ATH 1997:

Armchair Treasure Hunt 1997

Title: Fact or Fiction
Setters: Paul Coombs & Dave Harding
Themes: A wide range of topics

Paul Coombs writes...

Some Notes on the Hunt

By now I had left Logica for Reuters but was working with several keen ATHers, notably Dave Harding. He seemed very keen to set a hunt, and so we had a few drinks to discuss what we wanted to do. I thought I had been radical in the past, but one thing I had never considered was removing the 'armchair' element of the ATH. Okay, you had to stray from your chair to dig up the treasure (or explore false leads) but Dave suggested that ATHers never met during the competition, and it would be quite fun to have some intermediate points where that happened. This fitted with an idea I had been mulling over for a while, which was to have an easy first stage to the hunt (to draw more people in), but then set progressively more difficult stages until only the best or most persistent hunters survived. So we decided that each stage should end in a certain pub, at a particular date and time, where the next stage clues would be handed out. The challenge would be to find the right pub on the right day - invoking definite shades of the old pub treasure hunts. Anyone who failed to make it to the pub would eventually see the next stage clues on the web, but be disadvantaged by time.

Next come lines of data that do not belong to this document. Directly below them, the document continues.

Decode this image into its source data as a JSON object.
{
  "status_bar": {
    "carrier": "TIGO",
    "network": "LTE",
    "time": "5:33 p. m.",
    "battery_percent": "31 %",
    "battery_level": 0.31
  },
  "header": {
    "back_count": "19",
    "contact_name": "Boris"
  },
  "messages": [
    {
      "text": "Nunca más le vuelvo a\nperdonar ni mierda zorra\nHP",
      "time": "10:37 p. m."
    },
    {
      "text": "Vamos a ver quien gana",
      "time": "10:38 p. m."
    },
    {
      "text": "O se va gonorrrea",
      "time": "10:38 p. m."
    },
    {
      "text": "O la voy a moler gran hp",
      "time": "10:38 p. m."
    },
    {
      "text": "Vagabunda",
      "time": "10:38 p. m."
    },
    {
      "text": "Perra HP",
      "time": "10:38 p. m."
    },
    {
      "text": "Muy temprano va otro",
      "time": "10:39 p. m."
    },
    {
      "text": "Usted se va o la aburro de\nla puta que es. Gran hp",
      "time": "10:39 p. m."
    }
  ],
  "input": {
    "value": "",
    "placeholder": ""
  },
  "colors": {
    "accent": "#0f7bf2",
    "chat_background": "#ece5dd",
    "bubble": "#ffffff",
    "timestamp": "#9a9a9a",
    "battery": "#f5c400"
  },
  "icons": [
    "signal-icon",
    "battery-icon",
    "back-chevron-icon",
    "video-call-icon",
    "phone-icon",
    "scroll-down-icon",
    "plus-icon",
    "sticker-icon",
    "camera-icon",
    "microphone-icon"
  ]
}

To prevent the possibility of the opening stage being too difficult we actually had four starting pubs, with two different dates at which hunters could arrive at each.

We also decided to have a number of widely different themes, and to have a completely false path throughout so that the solvers would never be quite sure if they were on the right lines or not. In the event it largely became two separate hunts written by the two of us, reflecting our own interests and favourite parts of the country. The result was a real mixture of themes, styles, clues and puzzles. The themes included punk, the Orange prize for fiction, Jack the Ripper, cinema, the Archers, Falstaff, astrology, and Mary Queen of Scots. I had visited Fotheringay earlier in the year and was stuck by the atmosphere around the castle ruins and the prettiness of the village itself - oh, and the pub there is excellent. So that became the treasure site.

We were now able to release the hunt on the web, so colour became a possibility. There were also some printed versions, although the mechanics of producing double-sided A3 colour copies proved tiresome. I was by now familiar with the full capabilities of CorelDraw, so could finally manage the sort of detailed artwork that I had wanted to undertake in the days of Masquerade. The final version, in its printed form, looked exactly how a treasure hunt should look - a sealed gold-embossed, green velvet folder containing a mixture of colourful, disparate, intriguing clue-sheets.

Unfortunately the whole thing fell flat on its face. Nobody seemed interested in stirring from their armchair to get to a pub. Some say there was not enough time, others that the pubs were too far away, and others that the whole concept was so different that it took them too long to work out what was needed. I don't find many of these excuses convincing, but the fact was that only a handful of teams started the hunt by appearing in a pub, although it later emerged that others were following it over the web. We were then committed to spending long hours in pubs in the hope of someone arriving, and while this might not seem like too much of a burden, it is not really what you want to do all over the Christmas holidays. The only encouraging element was that the people who did turn up seemed really into it.

So all in all this ATH was a noble failure - but it looked fantastic...